WORK ITEM:
Write out each line of the listing as it stands, without the images.

EXERCISE DATA: Begin

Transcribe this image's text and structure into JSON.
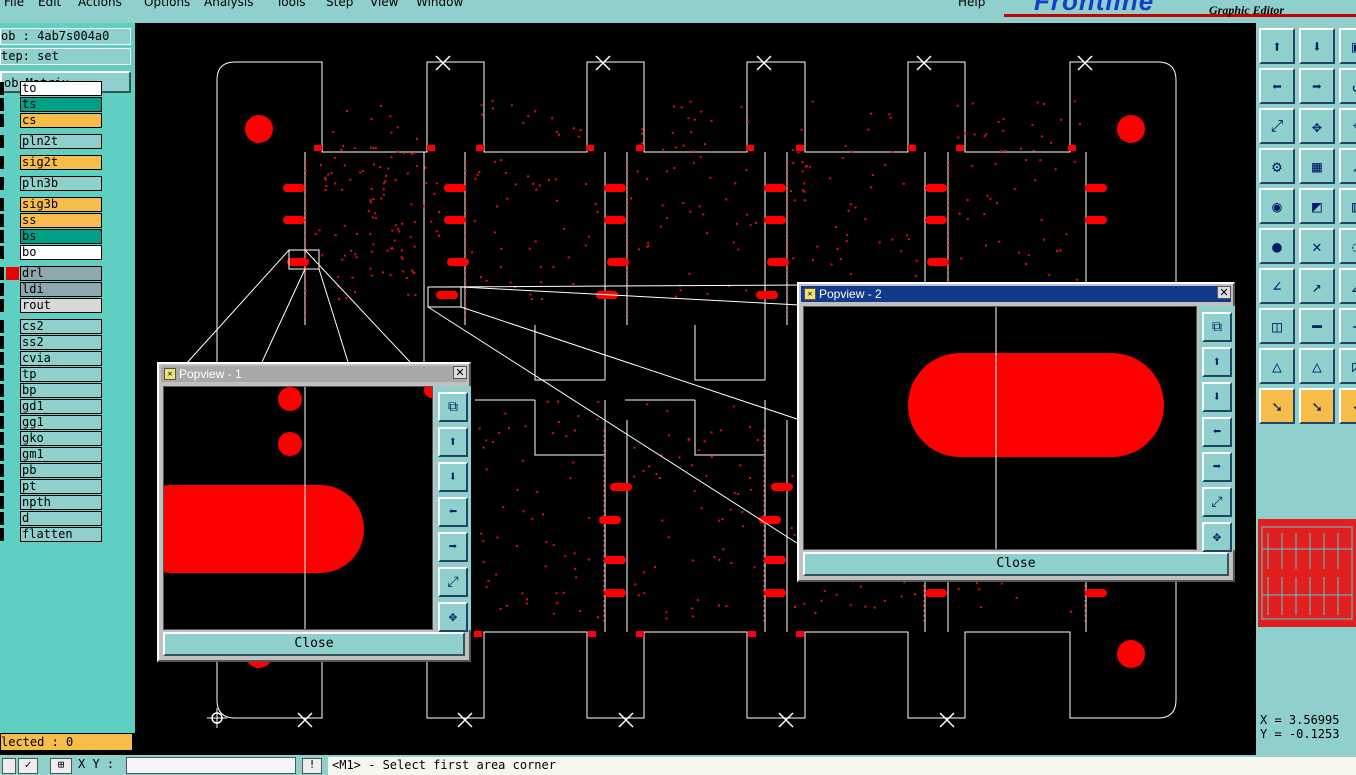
{
  "menubar": {
    "items": [
      "File",
      "Edit",
      "Actions",
      "Options",
      "Analysis",
      "Tools",
      "Step",
      "View",
      "Window",
      "Help"
    ]
  },
  "brand": {
    "logo_text": "Frontline",
    "subtitle": "Graphic Editor"
  },
  "left_panel": {
    "job_label": "ob : 4ab7s004a0",
    "step_label": "tep: set",
    "job_matrix_button": "ob Matrix ...",
    "layers": [
      {
        "name": "to",
        "color": "#ffffff"
      },
      {
        "name": "ts",
        "color": "#00a087"
      },
      {
        "name": "cs",
        "color": "#f7bd4a"
      },
      {
        "name": "pln2t",
        "color": "#8fd0cc"
      },
      {
        "name": "sig2t",
        "color": "#f7bd4a"
      },
      {
        "name": "pln3b",
        "color": "#8fd0cc"
      },
      {
        "name": "sig3b",
        "color": "#f7bd4a"
      },
      {
        "name": "ss",
        "color": "#f7bd4a"
      },
      {
        "name": "bs",
        "color": "#00a087"
      },
      {
        "name": "bo",
        "color": "#ffffff"
      },
      {
        "name": "drl",
        "color": "#8fa8b0"
      },
      {
        "name": "ldi",
        "color": "#8fa8b0"
      },
      {
        "name": "rout",
        "color": "#d8d8d8"
      },
      {
        "name": "cs2",
        "color": "#8fd0cc"
      },
      {
        "name": "ss2",
        "color": "#8fd0cc"
      },
      {
        "name": "cvia",
        "color": "#8fd0cc"
      },
      {
        "name": "tp",
        "color": "#8fd0cc"
      },
      {
        "name": "bp",
        "color": "#8fd0cc"
      },
      {
        "name": "gd1",
        "color": "#8fd0cc"
      },
      {
        "name": "gg1",
        "color": "#8fd0cc"
      },
      {
        "name": "gko",
        "color": "#8fd0cc"
      },
      {
        "name": "gm1",
        "color": "#8fd0cc"
      },
      {
        "name": "pb",
        "color": "#8fd0cc"
      },
      {
        "name": "pt",
        "color": "#8fd0cc"
      },
      {
        "name": "npth",
        "color": "#8fd0cc"
      },
      {
        "name": "d",
        "color": "#8fd0cc"
      },
      {
        "name": "flatten",
        "color": "#8fd0cc"
      }
    ]
  },
  "status": {
    "selected": "lected : 0",
    "xy_label": "X Y :",
    "prompt": "<M1> - Select first area corner",
    "coord_x": "X = 3.56995",
    "coord_y": "Y = -0.1253"
  },
  "popview1": {
    "title": "Popview - 1",
    "close_label": "Close"
  },
  "popview2": {
    "title": "Popview - 2",
    "close_label": "Close"
  },
  "colors": {
    "pad": "#ff0000",
    "outline": "#ffffff",
    "panel": "#8fd0cc",
    "accent": "#f7bd4a"
  }
}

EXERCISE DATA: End

FINAL ANSWER:
Transcribe this image's text and structure into JSON.
{
  "menubar": {
    "items": [
      "File",
      "Edit",
      "Actions",
      "Options",
      "Analysis",
      "Tools",
      "Step",
      "View",
      "Window",
      "Help"
    ]
  },
  "brand": {
    "logo_text": "Frontline",
    "subtitle": "Graphic Editor"
  },
  "left_panel": {
    "job_label": "ob : 4ab7s004a0",
    "step_label": "tep: set",
    "job_matrix_button": "ob Matrix ...",
    "layers": [
      {
        "name": "to",
        "color": "#ffffff"
      },
      {
        "name": "ts",
        "color": "#00a087"
      },
      {
        "name": "cs",
        "color": "#f7bd4a"
      },
      {
        "name": "pln2t",
        "color": "#8fd0cc"
      },
      {
        "name": "sig2t",
        "color": "#f7bd4a"
      },
      {
        "name": "pln3b",
        "color": "#8fd0cc"
      },
      {
        "name": "sig3b",
        "color": "#f7bd4a"
      },
      {
        "name": "ss",
        "color": "#f7bd4a"
      },
      {
        "name": "bs",
        "color": "#00a087"
      },
      {
        "name": "bo",
        "color": "#ffffff"
      },
      {
        "name": "drl",
        "color": "#8fa8b0"
      },
      {
        "name": "ldi",
        "color": "#8fa8b0"
      },
      {
        "name": "rout",
        "color": "#d8d8d8"
      },
      {
        "name": "cs2",
        "color": "#8fd0cc"
      },
      {
        "name": "ss2",
        "color": "#8fd0cc"
      },
      {
        "name": "cvia",
        "color": "#8fd0cc"
      },
      {
        "name": "tp",
        "color": "#8fd0cc"
      },
      {
        "name": "bp",
        "color": "#8fd0cc"
      },
      {
        "name": "gd1",
        "color": "#8fd0cc"
      },
      {
        "name": "gg1",
        "color": "#8fd0cc"
      },
      {
        "name": "gko",
        "color": "#8fd0cc"
      },
      {
        "name": "gm1",
        "color": "#8fd0cc"
      },
      {
        "name": "pb",
        "color": "#8fd0cc"
      },
      {
        "name": "pt",
        "color": "#8fd0cc"
      },
      {
        "name": "npth",
        "color": "#8fd0cc"
      },
      {
        "name": "d",
        "color": "#8fd0cc"
      },
      {
        "name": "flatten",
        "color": "#8fd0cc"
      }
    ]
  },
  "status": {
    "selected": "lected : 0",
    "xy_label": "X Y :",
    "prompt": "<M1> - Select first area corner",
    "coord_x": "X = 3.56995",
    "coord_y": "Y = -0.1253"
  },
  "popview1": {
    "title": "Popview - 1",
    "close_label": "Close"
  },
  "popview2": {
    "title": "Popview - 2",
    "close_label": "Close"
  },
  "colors": {
    "pad": "#ff0000",
    "outline": "#ffffff",
    "panel": "#8fd0cc",
    "accent": "#f7bd4a"
  }
}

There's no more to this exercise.